All those “little crafty things” I’d been doing for years all came together to make something different. Something unique. Something that became my signature, so that now, people who are familiar with my work, can spot it in almost any form.

If I had “found my perfect medium” all those years ago, I would not be making the work I do today.

Would I be better off? How do I know? We choose a path, and our story is changed forever. I don’t regret my “aimless wanderings” that eventually brought me the work I love with all my heart. I choose to celebrate the skills and insights I gained along the way.

Some of us will “do it right”, focusing on a specific medium and style. Some of us will explore, constantly adding, tweaking, mixing it up. And some may never “settle” into one or two things. They will explore, and experiment, and dabble for the rest of their lives.

My question for them: Are you happy with that?

Because if you are, that’s all that matters.

What matters, first and foremost, is that our work brings us joy.

Oh, not 24/7. I get that.

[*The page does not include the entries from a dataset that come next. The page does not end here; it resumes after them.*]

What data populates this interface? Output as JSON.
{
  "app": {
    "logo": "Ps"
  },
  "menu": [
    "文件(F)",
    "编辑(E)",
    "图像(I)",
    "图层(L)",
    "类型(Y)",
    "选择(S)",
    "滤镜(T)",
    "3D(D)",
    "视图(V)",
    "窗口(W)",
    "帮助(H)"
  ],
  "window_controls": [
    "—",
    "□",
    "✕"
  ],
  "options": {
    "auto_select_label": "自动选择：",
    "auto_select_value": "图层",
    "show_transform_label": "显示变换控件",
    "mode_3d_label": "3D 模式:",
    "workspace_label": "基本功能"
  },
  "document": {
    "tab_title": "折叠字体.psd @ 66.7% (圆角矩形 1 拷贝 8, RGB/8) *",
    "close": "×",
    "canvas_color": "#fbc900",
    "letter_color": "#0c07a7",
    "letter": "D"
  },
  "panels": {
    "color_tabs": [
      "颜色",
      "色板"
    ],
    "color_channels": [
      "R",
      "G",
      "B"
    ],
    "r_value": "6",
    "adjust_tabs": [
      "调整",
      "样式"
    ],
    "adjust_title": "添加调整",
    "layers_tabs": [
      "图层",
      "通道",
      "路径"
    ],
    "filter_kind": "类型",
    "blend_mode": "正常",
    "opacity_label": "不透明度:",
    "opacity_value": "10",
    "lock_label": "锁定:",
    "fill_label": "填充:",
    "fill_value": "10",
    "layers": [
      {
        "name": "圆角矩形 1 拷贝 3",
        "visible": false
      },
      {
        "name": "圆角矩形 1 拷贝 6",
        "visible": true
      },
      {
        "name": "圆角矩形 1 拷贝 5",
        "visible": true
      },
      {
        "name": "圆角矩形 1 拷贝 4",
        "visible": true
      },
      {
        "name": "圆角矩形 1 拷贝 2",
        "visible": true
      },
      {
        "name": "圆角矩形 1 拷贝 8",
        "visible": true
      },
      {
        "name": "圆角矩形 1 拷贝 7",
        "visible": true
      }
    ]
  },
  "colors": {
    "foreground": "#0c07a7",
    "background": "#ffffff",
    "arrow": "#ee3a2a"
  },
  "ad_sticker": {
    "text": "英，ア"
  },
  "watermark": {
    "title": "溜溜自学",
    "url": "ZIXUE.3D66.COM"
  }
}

Sometimes things just don’t click, or we get tired of the same ol’ same ol’. (Usually we get our happy back, though!) And if we want to get really, really good at something, we have to put in the time and the work.

Some people pursue one style, or medium, and then walk away from it and pursue something else. That’s okay, too.

And some of us find total joy in the new, the experimenting. Some people only make art when they take classes. Which, I tell them, is really smart! If you can’t make time for your art, then taking a class is an excellent way to set aside the time (to go to class), to experiment (with all the tools and expertise provided by the teacher that you’ll need) and come home with something you love (because you had the chance to actually finish it!)

In our modern times, art is both a necessity (for our emotional/spiritual health) and a luxury (we can all choose what, when, how, and why we “make”). We get to choose how we fit it into our lives, we get to decide whether it’s our “one thing”, our “main thing”, or our “fun thing”.

Somewhere along the line, the word “amateur” (which means doing something because you love it, whether we make money at it or not) became a hugely judge-y thing: “Oh, you’re not a professional, you’re just an amateur!”

In reality, “amateur”, “vocational”, and “avocational” are all on the same spectrum. We do it because we love it, and it supports us, financially, and we do it as if it really were our profession- doing all the steps that a “true professional” artist would do, even if we don’t actually make a lot of money at it. And a few professionals actually step back from that stance, because they find the demands of catering to a market, and having to do the same thing, the same way, for the same people, actually saps some of the joy from our process. They find other ways to earn income, something they’re good at that pays well, and that they like or even love, yet keep their artwork in their life, on their own terms.

It’s all good.

Because when we accept all the reasons that show us we’re “doing it right”, the more art, the more beauty, the more joy there will be in the world.

So keep on keeping on, I told those kids. Do what you can. Do what you want. Do what you have to do. You get to choose.

Make it work for Y-O-U, finding your unique happy place in the world with your art.

The whole world is waiting to see “what it is you plan to do with your one wild and precious life…”*

*From “The Summer Day” by Mary Oliver (1935-2019)